But it's not just constipation that can be a cause for concern. The opposite kind of change in your bowel movements could put you at risk for colorectal cancer. According to a 2009 study published in the European Journal of Cancer, loose stools were also linked to an increased risk of colorectal cancer. The study looked at 25,663 men and women between the ages of 45 and 79 and they found that "having loose stools in comparison with soft stools was associated with an approximately 3-fold increased risk of [colorectal cancer] in all models," the authors explained. "This was highly significant and the association still remained when both lifestyle factors and bowel habit variables were included in the model."

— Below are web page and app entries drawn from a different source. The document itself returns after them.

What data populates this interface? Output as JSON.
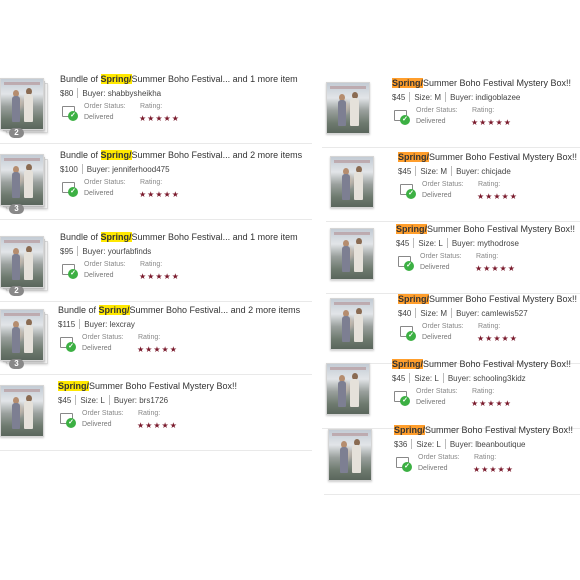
{
  "labels": {
    "order_status": "Order Status:",
    "rating": "Rating:",
    "status_value": "Delivered",
    "stars": "★★★★★",
    "size_prefix": "Size:",
    "buyer_prefix": "Buyer:",
    "check": "✓"
  },
  "left_orders": [
    {
      "title_pre": "Bundle of ",
      "title_hl": "Spring/",
      "title_post": "Summer Boho Festival... and 1 more item",
      "price": "$80",
      "size": "",
      "buyer": "shabbysheikha",
      "count": "2",
      "rating": 5
    },
    {
      "title_pre": "Bundle of ",
      "title_hl": "Spring/",
      "title_post": "Summer Boho Festival... and 2 more items",
      "price": "$100",
      "size": "",
      "buyer": "jenniferhood475",
      "count": "3",
      "rating": 5
    },
    {
      "title_pre": "Bundle of ",
      "title_hl": "Spring/",
      "title_post": "Summer Boho Festival... and 1 more item",
      "price": "$95",
      "size": "",
      "buyer": "yourfabfinds",
      "count": "2",
      "rating": 5
    },
    {
      "title_pre": "Bundle of ",
      "title_hl": "Spring/",
      "title_post": "Summer Boho Festival... and 2 more items",
      "price": "$115",
      "size": "",
      "buyer": "lexcray",
      "count": "3",
      "rating": 5
    },
    {
      "title_pre": "",
      "title_hl": "Spring/",
      "title_post": "Summer Boho Festival Mystery Box!!",
      "price": "$45",
      "size": "L",
      "buyer": "brs1726",
      "count": "",
      "rating": 5
    }
  ],
  "right_orders": [
    {
      "title_pre": "",
      "title_hl": "Spring/",
      "title_post": "Summer Boho Festival Mystery Box!!",
      "price": "$45",
      "size": "M",
      "buyer": "indigoblazee",
      "count": "",
      "rating": 5
    },
    {
      "title_pre": "",
      "title_hl": "Spring/",
      "title_post": "Summer Boho Festival Mystery Box!!",
      "price": "$45",
      "size": "M",
      "buyer": "chicjade",
      "count": "",
      "rating": 5
    },
    {
      "title_pre": "",
      "title_hl": "Spring/",
      "title_post": "Summer Boho Festival Mystery Box!!",
      "price": "$45",
      "size": "L",
      "buyer": "mythodrose",
      "count": "",
      "rating": 5
    },
    {
      "title_pre": "",
      "title_hl": "Spring/",
      "title_post": "Summer Boho Festival Mystery Box!!",
      "price": "$40",
      "size": "M",
      "buyer": "camlewis527",
      "count": "",
      "rating": 5
    },
    {
      "title_pre": "",
      "title_hl": "Spring/",
      "title_post": "Summer Boho Festival Mystery Box!!",
      "price": "$45",
      "size": "L",
      "buyer": "schooling3kidz",
      "count": "",
      "rating": 5
    },
    {
      "title_pre": "",
      "title_hl": "Spring/",
      "title_post": "Summer Boho Festival Mystery Box!!",
      "price": "$36",
      "size": "L",
      "buyer": "lbeanboutique",
      "count": "",
      "rating": 5
    }
  ],
  "colors": {
    "highlight_left": "#ffe800",
    "highlight_right": "#ff9e2c",
    "star": "#7a1a2c",
    "check": "#3cb043"
  }
}
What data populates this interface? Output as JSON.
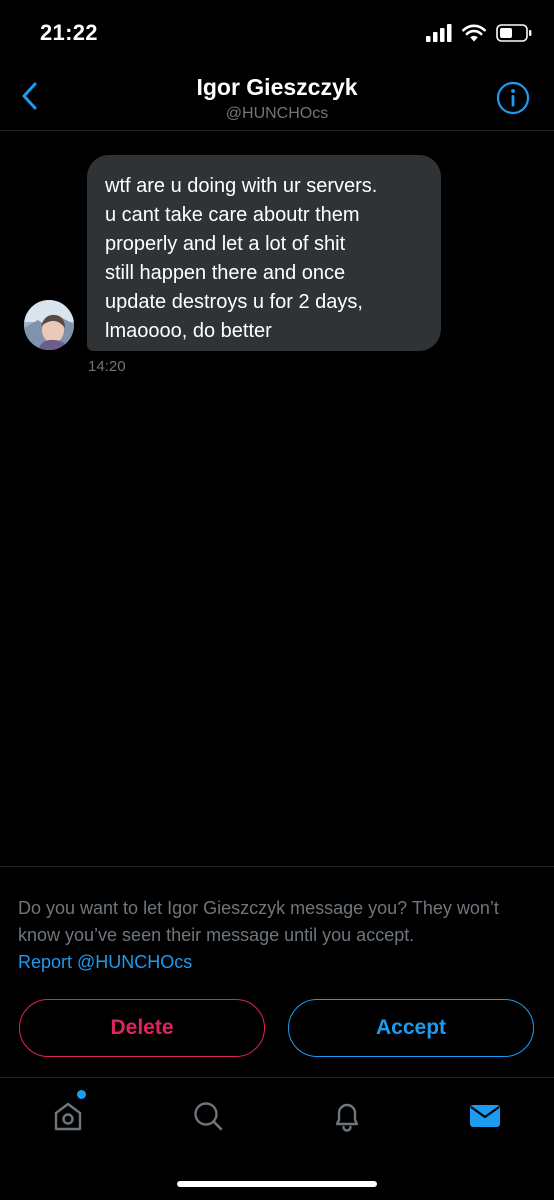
{
  "status_bar": {
    "time": "21:22",
    "icons": [
      "cellular-signal-icon",
      "wifi-icon",
      "battery-icon"
    ]
  },
  "header": {
    "title": "Igor Gieszczyk",
    "handle": "@HUNCHOcs",
    "back_icon": "chevron-left-icon",
    "info_icon": "info-icon"
  },
  "conversation": {
    "messages": [
      {
        "text": "wtf are u doing with ur servers.\nu cant take care aboutr them\nproperly and let a lot of shit\nstill happen there and once\nupdate destroys u for 2 days,\nlmaoooo, do better",
        "time": "14:20"
      }
    ]
  },
  "request": {
    "prompt": "Do you want to let Igor Gieszczyk message you? They won’t know you’ve seen their message until you accept.",
    "report_link": "Report @HUNCHOcs",
    "delete_label": "Delete",
    "accept_label": "Accept"
  },
  "tab_bar": {
    "tabs": [
      "home-icon",
      "search-icon",
      "notifications-icon",
      "messages-icon"
    ],
    "active": "messages-icon"
  },
  "colors": {
    "background": "#000000",
    "bubble": "#2f3336",
    "accent": "#1d9bf0",
    "danger": "#e0245e",
    "muted": "#6e767d"
  }
}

Physician Esteban Kosak, MD, a medical writer and advisor for Symptoms.Care, previously told Best Life that most healthy adults will experience constipation or diarrhea at some point in their lives, but it's important to tell your doctor of any consistent changes, which could be an indicator of something more serious.

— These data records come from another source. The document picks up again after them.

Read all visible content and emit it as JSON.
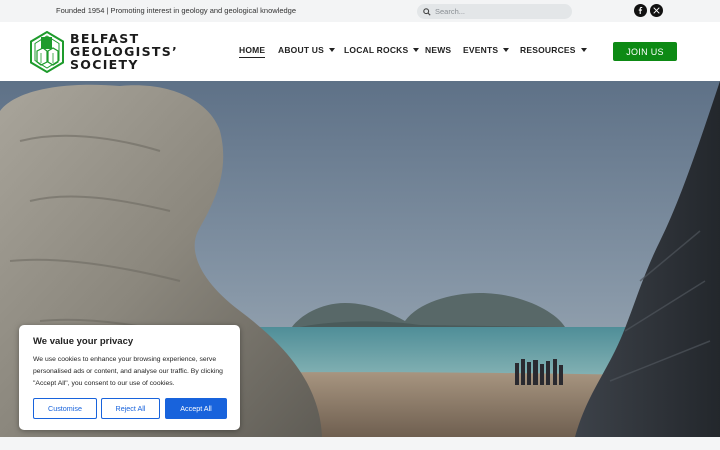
{
  "topbar": {
    "tagline": "Founded 1954 | Promoting interest in geology and geological knowledge",
    "search_placeholder": "Search...",
    "social": [
      "facebook-icon",
      "x-twitter-icon"
    ]
  },
  "logo": {
    "line1": "BELFAST",
    "line2": "GEOLOGISTS’",
    "line3": "SOCIETY"
  },
  "nav": {
    "items": [
      {
        "label": "HOME",
        "active": true,
        "dropdown": false
      },
      {
        "label": "ABOUT US",
        "active": false,
        "dropdown": true
      },
      {
        "label": "LOCAL ROCKS",
        "active": false,
        "dropdown": true
      },
      {
        "label": "NEWS",
        "active": false,
        "dropdown": false
      },
      {
        "label": "EVENTS",
        "active": false,
        "dropdown": true
      },
      {
        "label": "RESOURCES",
        "active": false,
        "dropdown": true
      }
    ],
    "join_label": "JOIN US"
  },
  "cookie": {
    "title": "We value your privacy",
    "body": "We use cookies to enhance your browsing experience, serve personalised ads or content, and analyse our traffic. By clicking \"Accept All\", you consent to our use of cookies.",
    "customise": "Customise",
    "reject": "Reject All",
    "accept": "Accept All"
  },
  "colors": {
    "brand_green": "#0d8a14",
    "cookie_blue": "#1863dc",
    "topbar_bg": "#f3f4f5"
  }
}
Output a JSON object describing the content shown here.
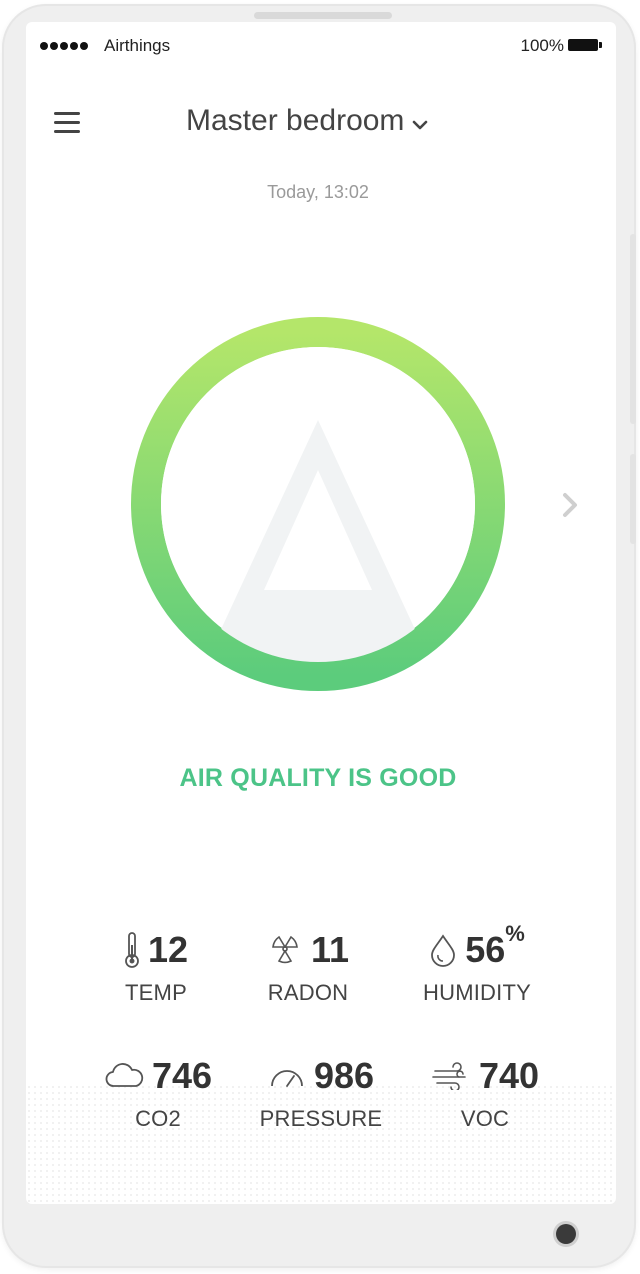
{
  "status_bar": {
    "carrier": "Airthings",
    "battery": "100%"
  },
  "header": {
    "room": "Master bedroom",
    "timestamp": "Today, 13:02"
  },
  "air_quality": {
    "status_text": "AIR QUALITY IS GOOD",
    "status_color": "#4cc488",
    "ring_gradient": [
      "#b4e66a",
      "#5ccc7c"
    ]
  },
  "metrics": [
    {
      "icon": "thermometer-icon",
      "value": "12",
      "unit": "",
      "label": "TEMP"
    },
    {
      "icon": "radon-icon",
      "value": "11",
      "unit": "",
      "label": "RADON"
    },
    {
      "icon": "humidity-drop-icon",
      "value": "56",
      "unit": "%",
      "label": "HUMIDITY"
    },
    {
      "icon": "cloud-icon",
      "value": "746",
      "unit": "",
      "label": "CO2"
    },
    {
      "icon": "gauge-icon",
      "value": "986",
      "unit": "",
      "label": "PRESSURE"
    },
    {
      "icon": "wind-icon",
      "value": "740",
      "unit": "",
      "label": "VOC"
    }
  ]
}
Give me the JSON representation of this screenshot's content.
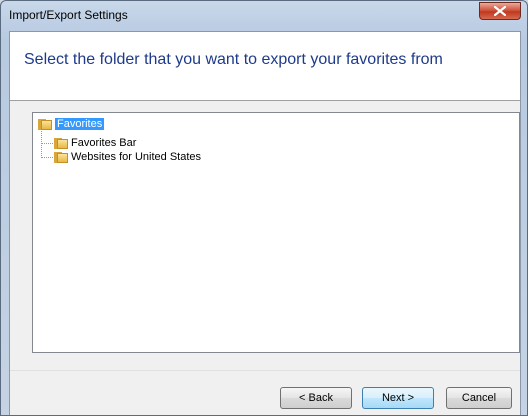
{
  "window": {
    "title": "Import/Export Settings"
  },
  "header": {
    "title": "Select the folder that you want to export your favorites from"
  },
  "tree": {
    "root": {
      "label": "Favorites",
      "selected": true
    },
    "children": [
      {
        "label": "Favorites Bar"
      },
      {
        "label": "Websites for United States"
      }
    ]
  },
  "buttons": {
    "back": "< Back",
    "next": "Next >",
    "cancel": "Cancel"
  },
  "colors": {
    "selection": "#3399ff",
    "header_text": "#1e3a8a"
  }
}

And for another risk factor for many types of cancer, including of your colon, beware that If You Notice This on Your Skin, You Could Be at Risk for 13 Cancers.
Changes in your bowel movements are not the only symptoms of colorectal cancer that should be on your radar.
In addition to severe constipation and persistent loose stools, the American Cancer Society lists some other colorectal cancer risk factors, which you may actually have control over. For example, if you're overweight, not physically active, eat a diet high in red meats, smoke, or drink a moderate to heavy amount of alcohol, your risk is higher. Additionally, people with type 2 diabetes or who are over age 50 have a higher risk of developing colorectal cancer.
Some symptoms of colorectal cancer could be blood in your feces that makes your stool appear black, pain and bloating in your abdomen, fatigue, unexplained weight loss, and an unexplained iron deficiency, according to Medical News Today. It's important to contact your doctor if you're concerned about any of these symptoms that last for more than four weeks.
And for another bathroom symptom you should be aware of, If You Wake Up to Urinate This Many Times a Night, Tell Your Doctor.